I would like to have heard more of the dialogue. What stood out for me the most was the woman's posture. She sat straight up, indicative of the straightness of society. I also noticed her muted makeup and costumes, which also were informed by the same thing. Additionally, the first shot had them in a seemingly contained area, with more straightness of bars on the windows. None of these elements indicate a freewheeling society.

Transcript

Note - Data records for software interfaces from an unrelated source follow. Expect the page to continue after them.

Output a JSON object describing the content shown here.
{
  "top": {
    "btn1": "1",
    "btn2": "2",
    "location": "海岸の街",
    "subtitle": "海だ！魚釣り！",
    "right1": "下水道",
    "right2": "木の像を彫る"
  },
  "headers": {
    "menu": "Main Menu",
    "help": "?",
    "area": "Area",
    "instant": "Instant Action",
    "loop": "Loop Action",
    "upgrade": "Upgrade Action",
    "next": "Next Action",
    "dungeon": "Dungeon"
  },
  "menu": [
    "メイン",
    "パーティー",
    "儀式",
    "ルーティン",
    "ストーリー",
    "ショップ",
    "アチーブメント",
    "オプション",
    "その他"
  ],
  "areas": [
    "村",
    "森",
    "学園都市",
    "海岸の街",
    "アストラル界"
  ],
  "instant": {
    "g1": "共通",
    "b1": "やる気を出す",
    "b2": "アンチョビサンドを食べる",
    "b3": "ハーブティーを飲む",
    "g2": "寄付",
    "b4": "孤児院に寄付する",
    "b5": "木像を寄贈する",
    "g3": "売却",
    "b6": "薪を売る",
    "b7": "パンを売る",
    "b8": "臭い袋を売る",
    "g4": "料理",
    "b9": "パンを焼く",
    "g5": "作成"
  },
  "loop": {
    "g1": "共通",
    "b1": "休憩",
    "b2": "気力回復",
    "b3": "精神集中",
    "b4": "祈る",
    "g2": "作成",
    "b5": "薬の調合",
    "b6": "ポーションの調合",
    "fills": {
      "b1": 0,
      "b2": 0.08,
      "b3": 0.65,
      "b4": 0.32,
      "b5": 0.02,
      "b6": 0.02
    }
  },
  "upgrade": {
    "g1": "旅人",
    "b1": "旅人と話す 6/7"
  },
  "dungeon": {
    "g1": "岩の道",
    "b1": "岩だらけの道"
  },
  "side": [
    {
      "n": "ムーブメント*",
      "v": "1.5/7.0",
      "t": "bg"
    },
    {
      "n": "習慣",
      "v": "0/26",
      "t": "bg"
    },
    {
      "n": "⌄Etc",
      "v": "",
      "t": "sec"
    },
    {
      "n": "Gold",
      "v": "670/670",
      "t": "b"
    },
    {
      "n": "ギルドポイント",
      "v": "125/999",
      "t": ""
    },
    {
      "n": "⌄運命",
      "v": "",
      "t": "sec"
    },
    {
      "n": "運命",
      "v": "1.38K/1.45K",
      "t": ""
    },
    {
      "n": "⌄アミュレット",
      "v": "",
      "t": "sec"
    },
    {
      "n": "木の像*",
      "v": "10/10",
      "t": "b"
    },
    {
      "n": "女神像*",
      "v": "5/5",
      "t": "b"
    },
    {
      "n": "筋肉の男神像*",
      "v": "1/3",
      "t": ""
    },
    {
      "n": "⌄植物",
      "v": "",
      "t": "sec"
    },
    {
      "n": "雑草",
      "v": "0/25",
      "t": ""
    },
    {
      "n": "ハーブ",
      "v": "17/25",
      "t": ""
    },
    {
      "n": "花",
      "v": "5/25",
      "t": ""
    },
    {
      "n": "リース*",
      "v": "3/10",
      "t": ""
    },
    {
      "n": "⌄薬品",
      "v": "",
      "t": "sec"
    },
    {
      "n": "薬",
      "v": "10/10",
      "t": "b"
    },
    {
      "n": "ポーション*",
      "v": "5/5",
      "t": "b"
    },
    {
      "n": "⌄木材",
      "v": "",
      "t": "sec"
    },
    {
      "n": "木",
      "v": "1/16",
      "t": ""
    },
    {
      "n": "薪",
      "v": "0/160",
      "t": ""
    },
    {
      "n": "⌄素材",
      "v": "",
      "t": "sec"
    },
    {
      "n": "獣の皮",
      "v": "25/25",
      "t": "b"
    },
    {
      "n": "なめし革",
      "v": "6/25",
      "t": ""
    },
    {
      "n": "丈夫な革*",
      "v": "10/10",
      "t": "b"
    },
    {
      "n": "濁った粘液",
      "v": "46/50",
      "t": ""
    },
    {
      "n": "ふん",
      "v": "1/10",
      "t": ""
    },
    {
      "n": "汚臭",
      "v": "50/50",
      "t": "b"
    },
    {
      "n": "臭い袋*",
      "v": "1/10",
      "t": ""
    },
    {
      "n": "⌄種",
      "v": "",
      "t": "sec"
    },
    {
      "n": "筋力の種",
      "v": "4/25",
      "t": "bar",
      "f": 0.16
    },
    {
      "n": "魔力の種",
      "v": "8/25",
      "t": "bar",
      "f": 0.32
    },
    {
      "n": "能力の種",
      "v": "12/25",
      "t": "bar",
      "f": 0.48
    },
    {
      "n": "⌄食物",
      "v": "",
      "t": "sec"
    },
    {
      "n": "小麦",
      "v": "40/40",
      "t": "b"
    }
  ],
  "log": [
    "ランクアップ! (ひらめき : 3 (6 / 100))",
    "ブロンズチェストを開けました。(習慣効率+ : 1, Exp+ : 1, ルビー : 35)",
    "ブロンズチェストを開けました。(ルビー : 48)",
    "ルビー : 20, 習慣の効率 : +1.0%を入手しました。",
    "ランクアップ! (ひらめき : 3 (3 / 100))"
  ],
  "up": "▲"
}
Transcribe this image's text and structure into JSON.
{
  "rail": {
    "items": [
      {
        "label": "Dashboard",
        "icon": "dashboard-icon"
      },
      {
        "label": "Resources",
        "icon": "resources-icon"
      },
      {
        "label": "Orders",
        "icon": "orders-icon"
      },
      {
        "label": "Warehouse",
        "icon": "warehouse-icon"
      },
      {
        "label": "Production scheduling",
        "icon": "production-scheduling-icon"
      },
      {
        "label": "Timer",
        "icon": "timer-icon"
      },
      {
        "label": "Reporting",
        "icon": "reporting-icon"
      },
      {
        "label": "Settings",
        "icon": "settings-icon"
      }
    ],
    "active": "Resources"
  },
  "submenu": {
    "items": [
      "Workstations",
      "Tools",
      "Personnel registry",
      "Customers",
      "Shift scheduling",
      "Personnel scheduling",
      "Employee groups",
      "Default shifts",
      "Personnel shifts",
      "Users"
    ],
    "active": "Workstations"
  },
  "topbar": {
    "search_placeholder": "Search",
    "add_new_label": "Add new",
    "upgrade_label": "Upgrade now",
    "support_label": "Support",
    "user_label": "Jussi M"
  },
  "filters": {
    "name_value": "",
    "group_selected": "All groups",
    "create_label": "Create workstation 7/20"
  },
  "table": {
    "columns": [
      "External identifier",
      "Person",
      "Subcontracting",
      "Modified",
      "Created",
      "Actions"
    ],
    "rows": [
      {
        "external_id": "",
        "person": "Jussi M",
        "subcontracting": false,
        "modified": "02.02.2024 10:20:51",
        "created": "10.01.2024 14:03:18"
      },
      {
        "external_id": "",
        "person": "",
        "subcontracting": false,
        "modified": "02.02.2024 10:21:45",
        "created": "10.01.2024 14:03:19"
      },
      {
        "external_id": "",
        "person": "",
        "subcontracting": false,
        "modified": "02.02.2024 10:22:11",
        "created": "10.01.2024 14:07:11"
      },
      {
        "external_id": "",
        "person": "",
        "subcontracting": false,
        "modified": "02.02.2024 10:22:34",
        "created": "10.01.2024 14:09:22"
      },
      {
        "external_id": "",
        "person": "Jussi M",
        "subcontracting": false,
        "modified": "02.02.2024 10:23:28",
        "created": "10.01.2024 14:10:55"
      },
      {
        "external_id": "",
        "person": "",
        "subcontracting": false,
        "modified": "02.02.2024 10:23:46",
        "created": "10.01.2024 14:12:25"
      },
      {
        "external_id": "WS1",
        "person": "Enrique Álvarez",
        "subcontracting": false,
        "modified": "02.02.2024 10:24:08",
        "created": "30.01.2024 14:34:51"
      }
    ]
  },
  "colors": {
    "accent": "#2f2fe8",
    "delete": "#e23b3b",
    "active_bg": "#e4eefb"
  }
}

A whole thing here, of course, is establishing a pace and a mood and a context of the period. And that has to do with the behavior of the people in the frame, the pace of the camera pulling back from the statue, and the use of music. It's a scene that somehow-- I remember upon first seeing this, because of the use of natural light, the beginnings of the voiceover that doesn't intrude in the picture, but adds to the world of the film is depicting. First love. Want a change it makes in a lad. What a magnificent secret it is that he carries about with him. The tender passion gushes instinctively out of a man's heart. The behavior of the actors, and particularly the whole piece and this cut to this meeting close up. The look in her eyes. Killarney. Now-- This whole piece kind of has a-- it's a wonderful example of a kind of excruciating enjoyment of the withholding of the sexuality. And this is done through the very slow pacing compositions, the look in her face. And also sets the entire tone for the film in terms of the behavior of the character's, behavior of the actors. And once again, I can't express enough the use of the imagery to evoke 18th century. The 18th century, 18th century paintings because in here, of course, is directing everything. She has a kind of single- minded approach to everything here, in this scene. You know, she's ruthless. --If you do not find it. [MUSIC PLAYING] The use of natural light places you in the emotional and psychological state of the characters. Every image embodies the structure of an entire society and the savagery that it contains. Immediately, from the first scene, you have such a powerful understanding of how people behaved and related to each other. I cannot find it. You haven't looked properly The deliberateness of the dialogue and the pauses between the sentences, it takes you back, like a time machine, into another way of living and thinking because nothing was fast around them. It was all slow and intense. I cannot find it. [MUSIC PLAYING] I'll give you a hint. I think the filter on the two shot has to do more with conscious effort to evoke painting, there's no doubt. [MUSIC PLAYING] I feel the ribbon. [MUSIC PLAYING] Why are you trembling? [MUSIC PLAYING] At the pleasure-- She talks about trembling, but the whole scene is trembling in that way. And you really feel, here, the angle changes, setting up-- it's a beautiful light, still on her, but it really is setting up the light for Ryan O'Neal's face here, and the kiss. But the key to this whole scene is the excruciating enjoyment of the trembling. As an authority to take a film like this and have the command of that piece of a narrative film, and demand this from an audience. You know, it doesn't seem that far, that far out of the norm for Stanley Cooper, particularly because he established this kind of concentration of v...